I believe the script posted here applies to everyone who is using NagiosQL and not just Nagios XI users.
Just like most Nagios administrators out there I am often required to add multiple hosts in Nagios monitoring which is quite simple task. But it takes a little while, sometimes longer, for Nagios to schedule checks for all the newly added hosts and services.

To make the life easier for us Nagios developers had been kind enough to provide us a command to do this programmatically.

Recently I was required to monitor multiple SQL Server processes on a Windows box. Nagios comes bundled with a very cool utility called check_snmp_process which is the ultimate choice for such requests. Unfortunately, it could monitor only one process at a time, so monitoring five processes would mean five different service check definitions, five different checks at five different intervals. Sounds too much of work, isn't it? Inspired by check_snmp_storage, another ultra-cool utility by the same author, I decided to write my own plugin to monitor multiple Windows processes in one run and came up with check_windows_processes.pl
We are using Nagios XI which stores all kind of monitoring data in MySQL databases - nagios and nagiosql.  Due to high activity a lot of tables get fragmented very often.  Inspired by Sean Hull's article on MySQL data fragmentation I decided to automate this job using Perl.

This is a quick dirty little script that I wrote to parse INI files on Microsoft Windows OS where I wasn't allowed to install Config::IniFiles or a similar module from CPAN.

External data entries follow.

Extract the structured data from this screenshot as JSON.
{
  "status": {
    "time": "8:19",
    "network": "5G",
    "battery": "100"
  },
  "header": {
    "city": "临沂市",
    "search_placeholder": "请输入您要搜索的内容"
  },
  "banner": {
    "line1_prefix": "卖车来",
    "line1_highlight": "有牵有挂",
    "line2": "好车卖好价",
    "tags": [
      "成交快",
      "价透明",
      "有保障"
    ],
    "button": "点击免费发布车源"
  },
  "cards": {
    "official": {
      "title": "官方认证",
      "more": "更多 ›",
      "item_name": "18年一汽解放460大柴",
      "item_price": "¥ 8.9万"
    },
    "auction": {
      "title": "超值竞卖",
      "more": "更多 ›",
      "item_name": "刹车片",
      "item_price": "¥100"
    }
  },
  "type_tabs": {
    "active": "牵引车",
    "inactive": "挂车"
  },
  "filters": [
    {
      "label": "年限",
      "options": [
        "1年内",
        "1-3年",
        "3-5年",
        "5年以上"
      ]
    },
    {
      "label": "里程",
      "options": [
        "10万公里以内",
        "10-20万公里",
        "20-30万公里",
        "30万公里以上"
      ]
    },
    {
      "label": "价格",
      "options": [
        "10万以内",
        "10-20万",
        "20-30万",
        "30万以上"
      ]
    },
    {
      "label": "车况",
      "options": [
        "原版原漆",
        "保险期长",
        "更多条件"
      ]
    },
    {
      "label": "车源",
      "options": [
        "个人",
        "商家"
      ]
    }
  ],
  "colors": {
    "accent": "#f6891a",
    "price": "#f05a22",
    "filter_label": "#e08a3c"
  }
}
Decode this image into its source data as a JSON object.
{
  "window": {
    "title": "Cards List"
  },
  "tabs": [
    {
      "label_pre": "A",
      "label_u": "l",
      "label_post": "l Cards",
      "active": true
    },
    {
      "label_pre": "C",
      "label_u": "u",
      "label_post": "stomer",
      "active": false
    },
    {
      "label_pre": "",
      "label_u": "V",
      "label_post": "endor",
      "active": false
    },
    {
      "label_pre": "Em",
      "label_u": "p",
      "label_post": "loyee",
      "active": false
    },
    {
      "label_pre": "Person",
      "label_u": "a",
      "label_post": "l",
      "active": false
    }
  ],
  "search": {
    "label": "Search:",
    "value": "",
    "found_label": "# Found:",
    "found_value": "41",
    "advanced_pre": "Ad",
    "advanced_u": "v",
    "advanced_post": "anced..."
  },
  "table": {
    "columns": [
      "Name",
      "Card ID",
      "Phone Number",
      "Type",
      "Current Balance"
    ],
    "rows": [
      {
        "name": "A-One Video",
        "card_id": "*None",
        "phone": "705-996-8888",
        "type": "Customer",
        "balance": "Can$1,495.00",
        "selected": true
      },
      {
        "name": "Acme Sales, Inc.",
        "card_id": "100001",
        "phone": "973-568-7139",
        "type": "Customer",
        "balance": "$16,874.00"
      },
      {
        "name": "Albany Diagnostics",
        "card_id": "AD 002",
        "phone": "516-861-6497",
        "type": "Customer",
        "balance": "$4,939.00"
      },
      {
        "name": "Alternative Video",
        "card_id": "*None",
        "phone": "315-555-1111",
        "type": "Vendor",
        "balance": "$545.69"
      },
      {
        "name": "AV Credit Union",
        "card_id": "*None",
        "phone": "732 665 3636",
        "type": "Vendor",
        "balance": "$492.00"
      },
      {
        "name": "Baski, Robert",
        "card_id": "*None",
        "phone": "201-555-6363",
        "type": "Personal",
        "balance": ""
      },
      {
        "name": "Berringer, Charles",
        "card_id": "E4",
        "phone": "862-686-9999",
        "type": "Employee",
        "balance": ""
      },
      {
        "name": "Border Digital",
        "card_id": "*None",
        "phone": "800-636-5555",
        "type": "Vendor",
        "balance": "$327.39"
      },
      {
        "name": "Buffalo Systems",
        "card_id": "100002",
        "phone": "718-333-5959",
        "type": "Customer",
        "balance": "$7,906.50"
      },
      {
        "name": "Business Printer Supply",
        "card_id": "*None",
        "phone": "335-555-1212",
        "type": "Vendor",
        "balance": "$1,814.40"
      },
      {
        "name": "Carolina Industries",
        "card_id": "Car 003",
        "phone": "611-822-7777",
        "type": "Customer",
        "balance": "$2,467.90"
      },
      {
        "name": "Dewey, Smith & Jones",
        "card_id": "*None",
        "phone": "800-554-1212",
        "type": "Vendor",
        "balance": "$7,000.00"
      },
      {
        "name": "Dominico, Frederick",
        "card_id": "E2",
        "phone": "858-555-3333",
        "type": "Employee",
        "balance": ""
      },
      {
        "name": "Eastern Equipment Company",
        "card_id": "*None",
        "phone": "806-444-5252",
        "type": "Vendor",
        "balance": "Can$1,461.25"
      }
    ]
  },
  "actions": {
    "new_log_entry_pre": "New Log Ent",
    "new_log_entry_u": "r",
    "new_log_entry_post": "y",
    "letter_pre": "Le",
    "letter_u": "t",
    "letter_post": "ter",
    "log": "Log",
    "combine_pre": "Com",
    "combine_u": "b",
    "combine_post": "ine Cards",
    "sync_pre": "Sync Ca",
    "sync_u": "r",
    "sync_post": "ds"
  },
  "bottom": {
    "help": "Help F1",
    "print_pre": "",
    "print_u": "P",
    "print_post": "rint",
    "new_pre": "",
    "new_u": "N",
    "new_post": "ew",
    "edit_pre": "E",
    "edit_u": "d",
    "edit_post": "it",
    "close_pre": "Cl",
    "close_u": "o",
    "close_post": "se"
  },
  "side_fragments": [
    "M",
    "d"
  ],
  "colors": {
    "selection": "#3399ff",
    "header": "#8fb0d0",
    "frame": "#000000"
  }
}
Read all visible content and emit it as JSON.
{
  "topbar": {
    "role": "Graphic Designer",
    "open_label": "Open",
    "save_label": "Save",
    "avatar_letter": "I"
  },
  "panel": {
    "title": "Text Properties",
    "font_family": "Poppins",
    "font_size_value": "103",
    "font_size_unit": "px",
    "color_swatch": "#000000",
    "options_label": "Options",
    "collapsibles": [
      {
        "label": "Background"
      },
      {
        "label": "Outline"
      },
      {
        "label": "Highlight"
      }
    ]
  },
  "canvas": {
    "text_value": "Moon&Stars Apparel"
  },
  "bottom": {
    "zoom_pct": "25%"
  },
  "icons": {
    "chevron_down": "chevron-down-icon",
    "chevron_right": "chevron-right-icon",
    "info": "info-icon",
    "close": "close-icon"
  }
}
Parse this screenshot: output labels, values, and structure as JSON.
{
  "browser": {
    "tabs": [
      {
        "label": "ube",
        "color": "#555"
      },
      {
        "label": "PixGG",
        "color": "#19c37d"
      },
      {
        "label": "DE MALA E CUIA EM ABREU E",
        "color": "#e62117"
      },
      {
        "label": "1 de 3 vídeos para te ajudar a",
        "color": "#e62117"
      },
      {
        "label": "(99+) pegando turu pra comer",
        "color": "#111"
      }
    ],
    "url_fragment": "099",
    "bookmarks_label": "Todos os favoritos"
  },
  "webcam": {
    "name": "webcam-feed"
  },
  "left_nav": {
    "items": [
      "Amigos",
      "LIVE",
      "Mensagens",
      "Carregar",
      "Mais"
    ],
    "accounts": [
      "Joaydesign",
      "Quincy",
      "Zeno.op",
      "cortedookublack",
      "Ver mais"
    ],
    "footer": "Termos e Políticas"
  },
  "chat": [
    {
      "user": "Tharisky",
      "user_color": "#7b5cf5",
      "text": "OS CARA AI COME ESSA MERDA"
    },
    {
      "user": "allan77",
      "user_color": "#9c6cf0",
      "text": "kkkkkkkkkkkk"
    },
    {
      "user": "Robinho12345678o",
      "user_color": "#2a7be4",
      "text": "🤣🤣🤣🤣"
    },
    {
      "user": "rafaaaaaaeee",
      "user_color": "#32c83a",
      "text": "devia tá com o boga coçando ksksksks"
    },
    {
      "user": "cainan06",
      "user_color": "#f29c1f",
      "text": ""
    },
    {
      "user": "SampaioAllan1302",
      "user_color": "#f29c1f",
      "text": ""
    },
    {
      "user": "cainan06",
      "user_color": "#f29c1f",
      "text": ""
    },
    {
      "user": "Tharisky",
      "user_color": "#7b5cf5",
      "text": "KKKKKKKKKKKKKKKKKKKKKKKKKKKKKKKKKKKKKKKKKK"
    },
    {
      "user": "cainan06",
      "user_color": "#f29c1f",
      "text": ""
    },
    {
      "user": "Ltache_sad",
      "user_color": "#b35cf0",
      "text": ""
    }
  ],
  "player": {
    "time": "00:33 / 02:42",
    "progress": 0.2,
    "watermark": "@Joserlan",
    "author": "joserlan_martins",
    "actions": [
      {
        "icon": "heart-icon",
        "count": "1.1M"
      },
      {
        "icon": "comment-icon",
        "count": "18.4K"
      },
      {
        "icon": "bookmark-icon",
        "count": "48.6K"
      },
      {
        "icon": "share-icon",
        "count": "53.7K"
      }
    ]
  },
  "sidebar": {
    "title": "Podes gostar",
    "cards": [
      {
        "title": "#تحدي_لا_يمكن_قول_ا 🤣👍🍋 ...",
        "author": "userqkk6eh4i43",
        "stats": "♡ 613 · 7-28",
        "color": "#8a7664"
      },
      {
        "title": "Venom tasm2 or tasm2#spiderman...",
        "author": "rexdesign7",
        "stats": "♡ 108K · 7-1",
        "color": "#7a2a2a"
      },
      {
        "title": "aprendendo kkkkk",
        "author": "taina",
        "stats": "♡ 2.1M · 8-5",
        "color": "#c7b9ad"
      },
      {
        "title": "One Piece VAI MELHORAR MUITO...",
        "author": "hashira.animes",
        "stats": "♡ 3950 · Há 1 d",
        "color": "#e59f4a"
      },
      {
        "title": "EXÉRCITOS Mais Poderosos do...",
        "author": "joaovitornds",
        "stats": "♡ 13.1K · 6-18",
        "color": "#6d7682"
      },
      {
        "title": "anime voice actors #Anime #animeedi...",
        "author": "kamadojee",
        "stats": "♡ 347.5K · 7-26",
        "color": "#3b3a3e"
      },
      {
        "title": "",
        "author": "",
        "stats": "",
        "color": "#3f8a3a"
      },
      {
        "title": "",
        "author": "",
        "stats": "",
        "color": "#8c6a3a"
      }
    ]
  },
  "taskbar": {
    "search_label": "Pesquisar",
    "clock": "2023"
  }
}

INI files where data is separated by colon (:) or equal to sign (=) are supported.